With a goal of drawing as many uncensored questions or comments as possible, event organizers passed out blank cards at the beginning of the Blaine event so that audience members could write anonymous questions that were later passed to the panelists.
“This freed participants up to ask more pointed or personal questions,” Chapman said. “If audience members have to raise their hands and speak up in front of everyone, the questions can be a little less personal.”
Audience comments ranged from personal stories about prescription drug abuse to concerns about teen abuse of the ADHD drug Adderall.
“The questioner wanted to know where those kinds of drugs fit into the prescription drug abuse problem and why they aren’t talked about as much as drugs like Oxycodone,” Chapman said.
Organizers reported that around 100 people attended the event. Chapman said he felt that the post-film discussion was productive and informative: “From an awareness standpoint, these kinds of meetings are every beneficial. They give participants a clearer view of the issues, and give them an opportunity to hear from other community members about how their lives have been affected.”
Focus on youth
“Chasing the Dragon” focuses on several people whose lives were overtaken by prescription drug abuse. Most of the featured people began their addictions at a young age, many with casual marijuana or alcohol use that moved to prescription pills and then, when it became too difficult or expensive to access the pills they desired, to heroin. In one-on-one interviews, subjects discuss how their lives were torn apart by their addictions, and how drugs caused the death of their loved ones.
The film’s “raw” feel is intentional, VanNess said: “Some of the young folks featured use very colorful language. As you watch the film, think about the high school kids we are targeting. It tries to shock them into taking this crisis seriously. This is why the FBI and the DEA think this is a good idea to present the stories in this raw and unfiltered way.”
“Chasing the Dragon” is designed to attract young people, VanNess added, because the vast majority of addictions begin before age 18.
If young people can hear the stories of people like them, youth with promising futures whose lives fell apart after they started abusing prescription drugs, Chapman said, maybe they will think twice before using any mood-altering substances.
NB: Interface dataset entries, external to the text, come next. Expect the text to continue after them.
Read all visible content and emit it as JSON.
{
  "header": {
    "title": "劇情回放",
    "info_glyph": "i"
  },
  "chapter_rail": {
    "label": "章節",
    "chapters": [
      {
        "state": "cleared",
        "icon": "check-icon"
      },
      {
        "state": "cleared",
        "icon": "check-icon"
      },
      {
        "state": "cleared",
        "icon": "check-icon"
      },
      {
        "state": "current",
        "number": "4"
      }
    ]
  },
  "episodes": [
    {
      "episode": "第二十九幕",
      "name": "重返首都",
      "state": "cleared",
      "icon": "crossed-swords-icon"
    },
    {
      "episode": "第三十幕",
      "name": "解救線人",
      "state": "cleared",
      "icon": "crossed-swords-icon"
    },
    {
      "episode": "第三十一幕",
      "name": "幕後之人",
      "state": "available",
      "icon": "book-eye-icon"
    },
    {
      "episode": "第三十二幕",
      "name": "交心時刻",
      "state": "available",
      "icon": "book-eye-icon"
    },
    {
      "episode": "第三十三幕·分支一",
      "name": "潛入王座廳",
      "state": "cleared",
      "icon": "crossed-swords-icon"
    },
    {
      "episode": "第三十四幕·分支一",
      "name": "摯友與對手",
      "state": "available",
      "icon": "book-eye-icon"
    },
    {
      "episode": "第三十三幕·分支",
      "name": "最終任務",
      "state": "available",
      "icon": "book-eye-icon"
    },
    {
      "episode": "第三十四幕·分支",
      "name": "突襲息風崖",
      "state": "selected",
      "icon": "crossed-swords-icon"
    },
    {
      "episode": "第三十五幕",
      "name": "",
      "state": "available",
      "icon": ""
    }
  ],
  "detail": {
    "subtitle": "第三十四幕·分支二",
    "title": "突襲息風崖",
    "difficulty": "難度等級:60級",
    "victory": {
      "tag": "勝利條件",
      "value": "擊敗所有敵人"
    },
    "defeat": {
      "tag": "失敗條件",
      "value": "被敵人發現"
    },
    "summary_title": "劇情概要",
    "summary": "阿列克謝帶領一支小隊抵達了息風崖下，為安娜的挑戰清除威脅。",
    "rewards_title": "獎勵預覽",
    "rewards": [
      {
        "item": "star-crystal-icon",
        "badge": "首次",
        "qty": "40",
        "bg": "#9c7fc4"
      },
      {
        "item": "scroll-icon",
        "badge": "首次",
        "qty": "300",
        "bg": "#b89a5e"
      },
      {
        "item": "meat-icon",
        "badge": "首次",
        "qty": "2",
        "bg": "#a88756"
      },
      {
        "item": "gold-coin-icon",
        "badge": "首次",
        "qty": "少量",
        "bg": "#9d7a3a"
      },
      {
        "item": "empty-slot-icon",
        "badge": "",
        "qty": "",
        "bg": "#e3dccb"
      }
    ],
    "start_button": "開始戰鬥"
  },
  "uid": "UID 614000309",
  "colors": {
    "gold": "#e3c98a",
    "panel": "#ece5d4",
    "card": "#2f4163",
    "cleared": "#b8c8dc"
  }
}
“From my standpoint, the thing that most impresses me about the film is that the majority of the opiate addicts highlighted said that their drug history started when they were quite young with marijuana or alcohol,” he said. “In some ways the stage was set by these substances. As they as they got into their later teens and early 20s, they had progressed to serious opiate abuse.”
Marijuana and teens
One topic of discussion at the Blaine event was the increasing availability of marijuana for Minnesota teens.
“When I was on the panel the other night is said that marijuana is often seen by parents and young people as a harmless drug,” Chapman said. “As a drug and alcohol counselor, a lot of times parents who know that their child is smoking marijuana will say to me, ‘At least they are only smoking weed and not using opiates.’ I’ll say, ‘It is a continuum. Drug use often starts with drugs like marijuana or alcohol and then it progresses.’ That’s one of the messages of the film.”
“Chasing the Dragon” screenings have been held across the state, VanNess said, including in Rochester and at the Mall of America. Chapman will be part of a panel focused on opiate abuse on April 19 at Andover High School. The panel discussion was part of an Anoka-Hennepin School District series on teen substance use that also featured screenings of “Chasing the Dragon.”
“We’re planning on doing more of these events this spring,” VanNess said. “The focus for the next several events will be on high schools in the metro area. We want to zero in on this age group, because we think we can make a real difference there.”